Medline ® Abstract for Reference 41
of 'Palliative care: Nursing home'
Does feeding tube insertion and its timing improve survival?
Teno JM, Gozalo PL, Mitchell SL, Kuo S, Rhodes RL, Bynum JP, Mor V
J Am Geriatr Soc. 2012 Oct;60(10):1918-21. Epub 2012 Sep 24.
OBJECTIVES: To examine survival with and without a percutaneous endoscopic gastrostomy (PEG) feeding tube using rigorous methods to account for selection bias and to examine whether the timing of feeding tube insertion affected survival.
DESIGN: Prospective cohort study.
SETTING: All U.S. nursing homes (NHs).

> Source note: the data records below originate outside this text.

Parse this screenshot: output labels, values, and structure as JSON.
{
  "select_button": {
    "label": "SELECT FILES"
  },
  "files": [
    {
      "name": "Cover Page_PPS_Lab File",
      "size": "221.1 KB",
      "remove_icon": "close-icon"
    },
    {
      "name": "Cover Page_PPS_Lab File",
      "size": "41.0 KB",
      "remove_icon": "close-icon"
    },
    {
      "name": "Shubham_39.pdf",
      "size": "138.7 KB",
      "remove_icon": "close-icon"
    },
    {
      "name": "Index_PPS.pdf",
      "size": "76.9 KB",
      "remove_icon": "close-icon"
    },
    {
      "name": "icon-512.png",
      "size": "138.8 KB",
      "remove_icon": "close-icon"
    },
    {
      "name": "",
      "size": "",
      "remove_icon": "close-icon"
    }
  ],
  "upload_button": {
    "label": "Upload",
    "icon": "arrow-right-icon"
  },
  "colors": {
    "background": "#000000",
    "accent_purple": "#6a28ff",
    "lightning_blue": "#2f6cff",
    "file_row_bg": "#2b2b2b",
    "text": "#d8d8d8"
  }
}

PARTICIPANTS: Thirty-six thousand four hundred ninety-two NH residents with advanced cognitive impairment from dementia and new problems eating studied between 1999 and 2007.

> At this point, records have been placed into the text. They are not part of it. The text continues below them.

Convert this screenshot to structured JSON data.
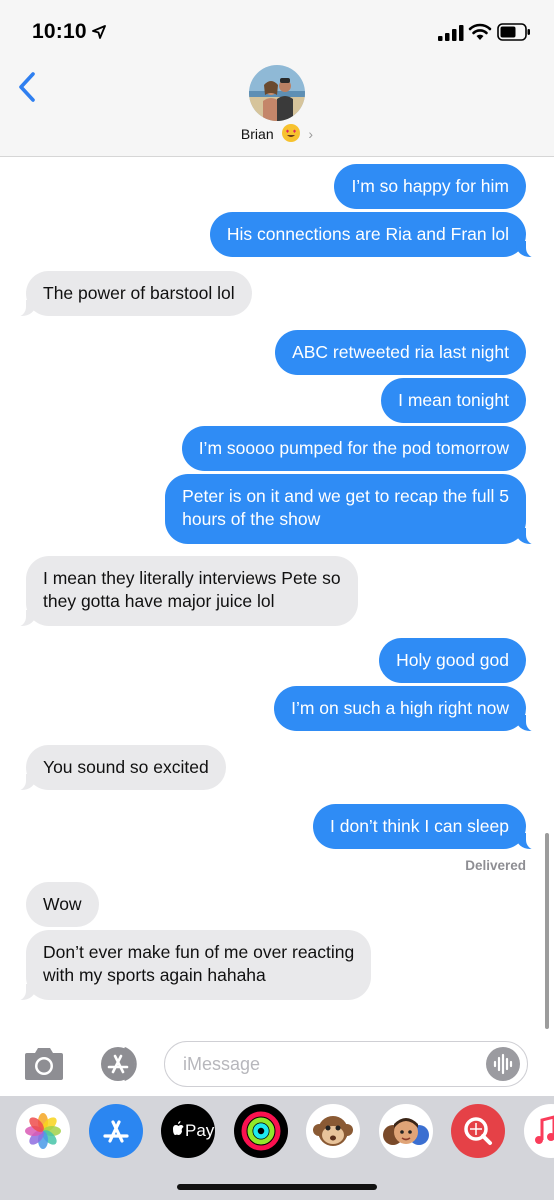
{
  "status": {
    "time": "10:10"
  },
  "contact": {
    "name": "Brian"
  },
  "messages": [
    {
      "dir": "sent",
      "lines": [
        "I’m so happy for him"
      ]
    },
    {
      "dir": "sent",
      "lines": [
        "His connections are Ria and Fran lol"
      ]
    },
    {
      "dir": "recv",
      "lines": [
        "The power of barstool lol"
      ]
    },
    {
      "dir": "sent",
      "lines": [
        "ABC retweeted ria last night"
      ]
    },
    {
      "dir": "sent",
      "lines": [
        "I mean tonight"
      ]
    },
    {
      "dir": "sent",
      "lines": [
        "I’m soooo pumped for the pod tomorrow"
      ]
    },
    {
      "dir": "sent",
      "lines": [
        "Peter is on it and we get to recap the full 5",
        "hours of the show"
      ]
    },
    {
      "dir": "recv",
      "lines": [
        "I mean they literally interviews Pete so",
        "they gotta have major juice lol"
      ]
    },
    {
      "dir": "sent",
      "lines": [
        "Holy good god"
      ]
    },
    {
      "dir": "sent",
      "lines": [
        "I’m on such a high right now"
      ]
    },
    {
      "dir": "recv",
      "lines": [
        "You sound so excited"
      ]
    },
    {
      "dir": "sent",
      "lines": [
        "I don’t think I can sleep"
      ]
    },
    {
      "dir": "recv",
      "lines": [
        "Wow"
      ]
    },
    {
      "dir": "recv",
      "lines": [
        "Don’t ever make fun of me over reacting",
        "with my sports again hahaha"
      ]
    }
  ],
  "delivered_label": "Delivered",
  "input": {
    "placeholder": "iMessage"
  },
  "apps": [
    {
      "name": "photos-app-icon"
    },
    {
      "name": "app-store-app-icon"
    },
    {
      "name": "apple-pay-app-icon",
      "label": "Pay"
    },
    {
      "name": "activity-app-icon"
    },
    {
      "name": "animoji-app-icon"
    },
    {
      "name": "memoji-app-icon"
    },
    {
      "name": "search-images-app-icon"
    },
    {
      "name": "music-app-icon"
    }
  ],
  "colors": {
    "sent": "#2f8cf5",
    "received": "#e9e9eb",
    "ios_blue": "#2f7ff0"
  }
}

MEASUREMENTS: Survival after development of the need for eating assistance and feeding tube insertion.
RESULTS: Of the 36,492 NH residents (88.4% white, mean age 84.9, 87.4% with one feeding tube risk factor), 1,957 (5.4%) had a feeding tube inserted within 1 year of developing eating problems. After multivariate analysis correcting for selection bias with propensity score weights, no difference was found in survival between the two groups (adjusted hazard ratio (AHR) = 1.03, 95% confidence interval (CI) = 0.94-1.13). In residents who were tube-fed, the timing of PEG tube insertion relative to the onset of eating problems was not associated with survival after feeding tube insertion (AHR = 1.01, 95% CI = 0.86-1.20, persons with a PEG tube inserted within 1 month of developing an eating problem versus later (4 months) insertion).

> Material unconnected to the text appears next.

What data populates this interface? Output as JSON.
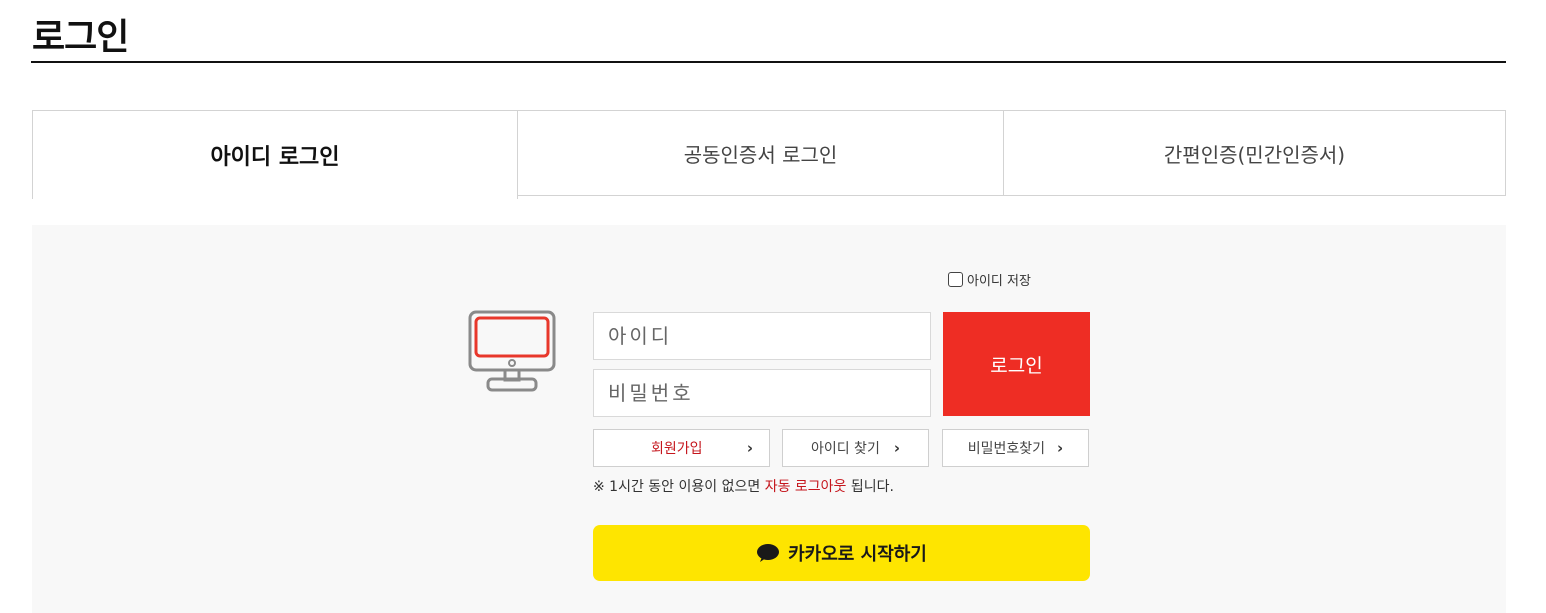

CONCLUSION: Neither insertion of PEG tubes nor timing of insertion affect survival.
Center for Gerontology and Health Care Research, Warren Alpert School of Medicine, Brown University, Providence, Rhode Island.